Governor Victorino Dennis M. Socrates defended that the decision to alter the provincial government of Palawan’s official seal was made to reflect the province’s unique identity and the changes it has undergone over the years.
Socrates provided the explanation during Friday’s Arampangan sa Kapitolyo, following criticism of the move.
The old seal depicts images that are no longer associated with the provincial government, such as the Puerto Princesa Underground River, which was removed from the province’s jurisdiction in 2007 when the city was transformed into a highly urbanized city, he explained.
The Tandikan, or the Palawan peacock pheasant, which serves as the official seal of Puerto Princesa City, was also eliminated.
“I suppose it’s part of the newness, somehow nagbago ng kaunti yung ating kalagayan, and hopefully, for the better. New and probably more realistic, in keeping with the truth. Mas lumalarawan sa kasalukuyang reyalidad sa ating lalawigan,” Socrates explained.
“And, of course, with the province celebrating 400 years of Christianity so maybe we need substantial changes,” he added.
He further said the new logo bears simplicity with the main island of the province as the centerpiece while images of Saint Augustine Church in Cuyo and the Manunggul Jar displayed at the upper left and lower right portions. The Kalayaan Island Group and Cagayancillo Island were also enclosed by broken lines to give prominence.
The two towns also play significant roles with Kalayaan being situated in the West Philippine Sea and Cagayancillo being home of the Tubbataha Reef Natural Park which is a World Heritage Site.
St. Augustine Church and the Manunggul Jar also both play significant roles in the province’s history. The church was constructed during the Spanish period that served as a fortress against Moro raiders and invaders. The jar on the other hand was found by American archeologist Dr. Robert Fox in the Tabon Caves in Quezon town is considered as a national cultural treasure.
Socrates also explained that the two images somehow reflect the geographical subdivision of the province with the church representing the northern part while the jar represents the southern part, as well as its religious culture.
“Sa north ay nandoon yung mga kuta dahil yun yung inabutan ng mga Español bago sila umalis sa Pilipinas. Meron sa Cuyo, meron sa Cagayancillo, Magsaysay, Agutaya, Taytay, Dumaran. Nasa sur naman yung Tabon Caves kung saan natagpuan yung Manunggul Jar,” he said.
“And maybe, the fort also represents Christianity and the Manunggul Jar also represents the indigenous religions, because it also is a religious object as its cover depicts two men aboard a boat which symbolizes the journey of the dead into the afterlife. So they represent Christianity and non-Christian religions that are also part of our community. So more or less, reflected yung ating kasaysayan, yung ating kabuuan bilang isang kultura,” he added.

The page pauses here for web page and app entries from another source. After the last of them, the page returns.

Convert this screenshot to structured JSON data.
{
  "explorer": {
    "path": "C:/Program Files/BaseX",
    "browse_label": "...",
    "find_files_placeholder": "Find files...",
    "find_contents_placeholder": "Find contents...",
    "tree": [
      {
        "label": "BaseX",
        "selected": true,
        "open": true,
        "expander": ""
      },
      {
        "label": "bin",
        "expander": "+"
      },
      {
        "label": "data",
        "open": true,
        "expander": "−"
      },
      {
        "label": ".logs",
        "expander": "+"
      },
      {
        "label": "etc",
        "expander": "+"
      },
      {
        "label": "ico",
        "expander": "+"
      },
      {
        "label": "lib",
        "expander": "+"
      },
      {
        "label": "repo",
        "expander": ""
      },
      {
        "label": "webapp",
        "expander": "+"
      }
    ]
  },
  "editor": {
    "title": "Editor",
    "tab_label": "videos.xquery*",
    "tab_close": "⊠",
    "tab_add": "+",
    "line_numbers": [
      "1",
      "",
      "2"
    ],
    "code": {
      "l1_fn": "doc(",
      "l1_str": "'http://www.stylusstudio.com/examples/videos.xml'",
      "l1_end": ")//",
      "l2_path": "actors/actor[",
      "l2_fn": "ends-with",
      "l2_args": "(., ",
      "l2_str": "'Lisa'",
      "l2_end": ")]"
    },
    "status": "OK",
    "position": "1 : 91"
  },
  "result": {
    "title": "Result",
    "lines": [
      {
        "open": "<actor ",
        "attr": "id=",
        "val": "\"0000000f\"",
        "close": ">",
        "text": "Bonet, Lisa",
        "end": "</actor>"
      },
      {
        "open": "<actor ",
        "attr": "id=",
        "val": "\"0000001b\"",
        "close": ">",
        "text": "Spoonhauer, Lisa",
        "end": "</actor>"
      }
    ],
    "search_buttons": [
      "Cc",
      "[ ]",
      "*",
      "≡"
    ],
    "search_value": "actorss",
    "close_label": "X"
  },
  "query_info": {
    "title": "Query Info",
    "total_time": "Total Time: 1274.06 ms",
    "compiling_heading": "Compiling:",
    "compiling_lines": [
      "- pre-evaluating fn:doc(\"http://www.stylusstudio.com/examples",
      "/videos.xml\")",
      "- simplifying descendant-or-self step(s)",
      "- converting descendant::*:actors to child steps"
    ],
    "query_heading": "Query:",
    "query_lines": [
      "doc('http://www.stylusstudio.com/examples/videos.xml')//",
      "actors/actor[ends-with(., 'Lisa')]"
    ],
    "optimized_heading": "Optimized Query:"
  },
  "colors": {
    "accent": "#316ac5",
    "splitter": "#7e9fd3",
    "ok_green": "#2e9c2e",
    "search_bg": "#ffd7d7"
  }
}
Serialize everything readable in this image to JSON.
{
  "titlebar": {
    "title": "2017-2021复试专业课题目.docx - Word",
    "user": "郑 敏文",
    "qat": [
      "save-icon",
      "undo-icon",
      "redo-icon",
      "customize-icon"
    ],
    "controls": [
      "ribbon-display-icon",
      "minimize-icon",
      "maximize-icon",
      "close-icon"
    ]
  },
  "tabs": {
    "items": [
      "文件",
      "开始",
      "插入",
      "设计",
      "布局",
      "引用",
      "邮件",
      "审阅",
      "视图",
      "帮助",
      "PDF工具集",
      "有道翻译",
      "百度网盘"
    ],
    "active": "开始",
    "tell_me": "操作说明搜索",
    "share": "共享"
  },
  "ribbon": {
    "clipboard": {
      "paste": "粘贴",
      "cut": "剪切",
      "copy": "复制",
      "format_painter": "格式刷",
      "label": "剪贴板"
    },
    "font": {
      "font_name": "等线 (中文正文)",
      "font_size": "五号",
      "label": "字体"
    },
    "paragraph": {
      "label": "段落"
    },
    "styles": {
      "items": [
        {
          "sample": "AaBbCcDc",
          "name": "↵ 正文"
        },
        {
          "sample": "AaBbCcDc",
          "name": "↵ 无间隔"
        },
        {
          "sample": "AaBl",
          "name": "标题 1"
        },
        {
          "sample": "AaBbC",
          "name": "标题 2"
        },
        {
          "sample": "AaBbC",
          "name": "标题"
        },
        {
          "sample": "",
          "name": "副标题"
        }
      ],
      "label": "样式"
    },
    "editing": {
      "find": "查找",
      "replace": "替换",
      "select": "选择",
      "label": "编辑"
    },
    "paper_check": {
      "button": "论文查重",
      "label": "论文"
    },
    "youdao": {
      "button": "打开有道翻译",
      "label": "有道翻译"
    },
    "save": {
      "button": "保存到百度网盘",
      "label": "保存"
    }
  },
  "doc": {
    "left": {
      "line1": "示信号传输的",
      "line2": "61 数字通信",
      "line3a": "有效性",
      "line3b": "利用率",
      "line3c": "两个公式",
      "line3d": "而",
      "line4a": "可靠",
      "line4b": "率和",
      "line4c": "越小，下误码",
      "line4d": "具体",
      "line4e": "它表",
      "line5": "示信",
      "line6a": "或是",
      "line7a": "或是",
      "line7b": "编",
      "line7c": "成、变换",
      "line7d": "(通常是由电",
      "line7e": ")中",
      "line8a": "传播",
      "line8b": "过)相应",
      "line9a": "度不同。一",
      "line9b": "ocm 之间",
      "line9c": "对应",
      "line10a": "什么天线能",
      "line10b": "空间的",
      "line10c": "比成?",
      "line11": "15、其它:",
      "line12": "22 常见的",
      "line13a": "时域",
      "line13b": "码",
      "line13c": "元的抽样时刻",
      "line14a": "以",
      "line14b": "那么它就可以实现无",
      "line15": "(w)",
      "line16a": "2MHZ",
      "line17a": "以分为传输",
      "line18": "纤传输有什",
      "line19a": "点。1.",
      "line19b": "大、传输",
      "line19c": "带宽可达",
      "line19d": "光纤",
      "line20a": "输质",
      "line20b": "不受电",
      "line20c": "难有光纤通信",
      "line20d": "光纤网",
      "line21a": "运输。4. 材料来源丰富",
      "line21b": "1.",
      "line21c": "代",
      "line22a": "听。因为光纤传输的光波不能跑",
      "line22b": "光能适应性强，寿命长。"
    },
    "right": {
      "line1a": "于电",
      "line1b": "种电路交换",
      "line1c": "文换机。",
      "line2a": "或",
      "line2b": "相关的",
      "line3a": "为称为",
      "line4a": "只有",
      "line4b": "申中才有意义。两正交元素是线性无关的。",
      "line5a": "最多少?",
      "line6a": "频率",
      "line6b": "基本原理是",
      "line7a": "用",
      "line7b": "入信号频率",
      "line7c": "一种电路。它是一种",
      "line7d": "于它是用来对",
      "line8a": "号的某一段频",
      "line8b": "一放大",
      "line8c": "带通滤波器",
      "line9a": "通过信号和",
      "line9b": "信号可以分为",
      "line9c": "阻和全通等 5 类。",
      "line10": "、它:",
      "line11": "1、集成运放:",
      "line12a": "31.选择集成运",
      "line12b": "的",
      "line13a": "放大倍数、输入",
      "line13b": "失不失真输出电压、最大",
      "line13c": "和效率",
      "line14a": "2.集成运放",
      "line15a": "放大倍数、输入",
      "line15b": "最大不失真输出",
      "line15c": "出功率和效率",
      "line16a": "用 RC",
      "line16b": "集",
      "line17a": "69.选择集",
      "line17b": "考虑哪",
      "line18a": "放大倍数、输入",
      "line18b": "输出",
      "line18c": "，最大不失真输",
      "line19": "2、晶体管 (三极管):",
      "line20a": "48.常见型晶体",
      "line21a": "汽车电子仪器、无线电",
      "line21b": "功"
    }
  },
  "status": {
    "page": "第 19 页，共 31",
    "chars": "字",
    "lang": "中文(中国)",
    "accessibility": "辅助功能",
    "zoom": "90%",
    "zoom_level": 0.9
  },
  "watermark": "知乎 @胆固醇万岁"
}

Provincial Planning and Development Office head Sharlene Vilches explained that the creation and design of the new logo was created through a participatory and consultative process which started during the Usapang Palawan summit held last year.
She added that further deliberations were made before the final design was endorsed by the Provincial Development Council.
“The idea was arrived at during the pre-consultation workshop with stakeholders and the new design was presented on the 3rd day [of the summit],” Vilches said.
“The initial design drew comments and criticisms but we took it positively which we used to improve it and make it simple yet depicts the right representation of the province,” she added.
Meanwhile, Cesar Sammy Magbanua, chief of staff of the Office of the Provincial Governor further explained that the use of the new logo was institutionalized through Provincial Ordinance no. 3109 series of 2022, thereby repealing a provision of Provincial Ordinance 269-A or the Provincial Administrative Code of Palawan which created the former provincial seal.
Magbanua further explained that the fading turquoise blue to green color of the coat of arms depicts the sea that abounds the island while the color yellow is adopted from the old seal.
He also said they will consider the possibility of requesting the National Museum of the Philippines to bring the original Manunggul Jar back to the province to be displayed either at the Palawan Museum or the old Governor’s Mansion that is set to be restored and renovated, to add to its attraction.
A replica of the jar is on display at the Palawan Museum and another one at the National Museum in Quezon town.
“We will certainly explore that possibility although I am not really sure if the one displayed at the national museum is indeed the original because I think such historical treasures are kept under lock and key. But we will certainly look into it,” he said.